“Out west, it’s a more popular idea,” Hobbs said. “From a health-care standpoint, you can see the advantages of maybe waiting to the spring: More comfort with the pandemic, a chance for bigger crowds . . . I could see an appetite for college football in the spring.”
Health protocols for players and fans
Containing the coronavirus on an open campus with full dormitories and classrooms will be daunting. Accomplishing that at a football game, including the sidelines and the locker rooms, will require “hospital quality diagnostics,” Big 12 commissioner Bob Bowlsby told FS1 this week.
To go with facial coverings for training, some schools are moving weight rooms outdoors for social-distancing purposes, or they might plan to chemically treat a weight room with long-lasting chemical disinfectants.
There is a consensus that players will be initially tested — and possibly quarantined — when they return. Commissioners in the FBS conferences all describe an in-season testing regimen of 2-4 tests per week. How to deal with an in-season positive test is being debated.
“We're going to have a Tuesday afternoon where somebody tests positive in a locker room and we're going to have to quarantine,” Bowlsby said. “And the game on Saturday is going to be delayed or it's going to be postponed or canceled and we're just going to have to live with those things.”
West Virginia president E. Gordon Gee, whose football program plays in the Big 12, has a different vision.
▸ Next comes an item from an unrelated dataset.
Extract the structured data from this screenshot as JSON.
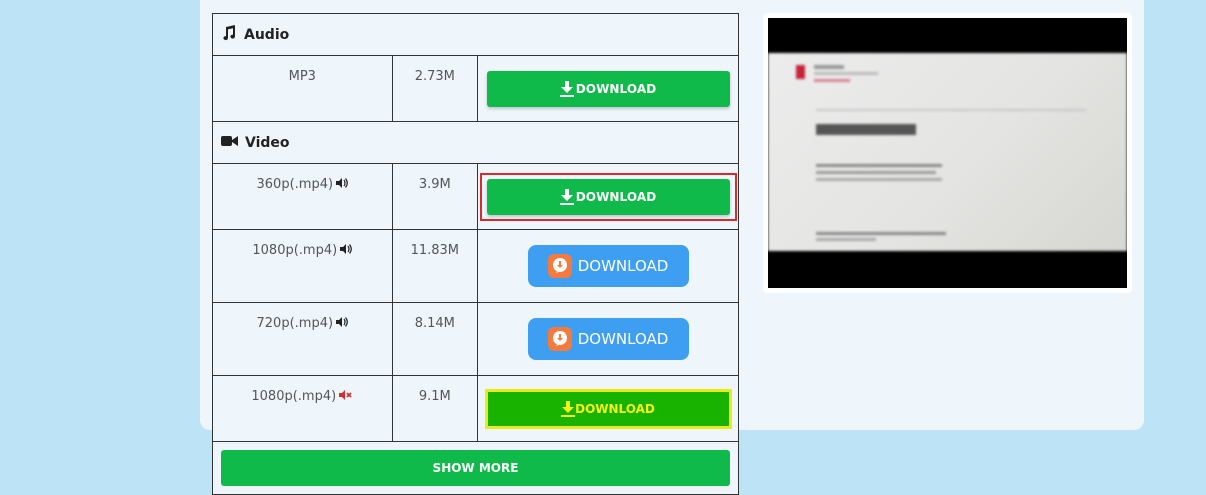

“I think we’re learning how to control it,” Gee told ESPN this week. “And one thing is that we need to get over the panic . . . If one of our athletes . . . gets the coronavirus, we can’t just shut the whole thing down. We have to learn to control that part of what we’re doing.”
Persons of a certain age or with underlying conditions are considered especially vulnerable for COVID-19 — including many coaches, security staff, medical personnel and possibly players — and protocols must be developed for their needs.
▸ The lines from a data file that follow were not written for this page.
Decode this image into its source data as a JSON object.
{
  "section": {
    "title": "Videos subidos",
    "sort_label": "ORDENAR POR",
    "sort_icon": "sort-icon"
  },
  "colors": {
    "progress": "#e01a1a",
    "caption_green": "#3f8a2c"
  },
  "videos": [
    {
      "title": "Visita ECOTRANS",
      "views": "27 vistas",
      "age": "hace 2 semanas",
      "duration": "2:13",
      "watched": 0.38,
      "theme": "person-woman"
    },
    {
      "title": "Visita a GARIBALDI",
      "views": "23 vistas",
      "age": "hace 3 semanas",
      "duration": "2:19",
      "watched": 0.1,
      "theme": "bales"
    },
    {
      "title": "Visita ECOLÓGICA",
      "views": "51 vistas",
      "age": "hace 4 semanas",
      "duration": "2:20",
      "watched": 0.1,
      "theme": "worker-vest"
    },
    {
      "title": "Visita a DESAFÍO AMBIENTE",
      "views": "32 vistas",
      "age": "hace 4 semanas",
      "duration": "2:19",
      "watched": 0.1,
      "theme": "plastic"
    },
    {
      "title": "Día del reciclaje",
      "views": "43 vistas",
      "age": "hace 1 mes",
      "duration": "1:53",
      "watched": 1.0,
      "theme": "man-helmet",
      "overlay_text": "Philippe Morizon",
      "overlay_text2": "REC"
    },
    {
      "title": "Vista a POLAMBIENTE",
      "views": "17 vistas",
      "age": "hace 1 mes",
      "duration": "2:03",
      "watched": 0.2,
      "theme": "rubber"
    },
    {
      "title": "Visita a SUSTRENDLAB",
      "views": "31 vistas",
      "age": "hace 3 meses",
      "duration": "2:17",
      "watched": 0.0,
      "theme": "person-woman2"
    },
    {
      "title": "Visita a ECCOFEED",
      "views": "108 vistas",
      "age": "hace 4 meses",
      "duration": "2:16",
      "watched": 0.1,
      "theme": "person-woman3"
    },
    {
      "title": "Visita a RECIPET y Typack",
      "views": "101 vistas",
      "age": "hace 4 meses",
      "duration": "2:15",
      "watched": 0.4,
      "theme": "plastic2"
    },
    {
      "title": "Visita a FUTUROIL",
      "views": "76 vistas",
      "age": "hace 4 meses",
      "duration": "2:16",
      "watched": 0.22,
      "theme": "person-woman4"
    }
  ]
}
Fan attendance is being contemplated. Smith said Ohio State has used models that indicate it could have 20,000 or more spectators in 102,000-seat Ohio Stadium for a game.
“Could we implement the current CDC guidelines, state guidelines around physical distancing, mask requirements and all those types of things in an outdoor environment and have obviously significantly less fans than we are used to? I think it's possible,” he said. “I just feel like we have the talent and skill and space capacity to provide an opportunity for a certain number of fans to have access to our particular stadium.”
But Hobbs said Rutgers will defer to local guidance on fans at 53,000-seat SHI Stadium. “Would we like to do that for our fans? Would we like the benefits that come with fans? Absolutely,” he said, “but we have to see what the governor thinks is possible.”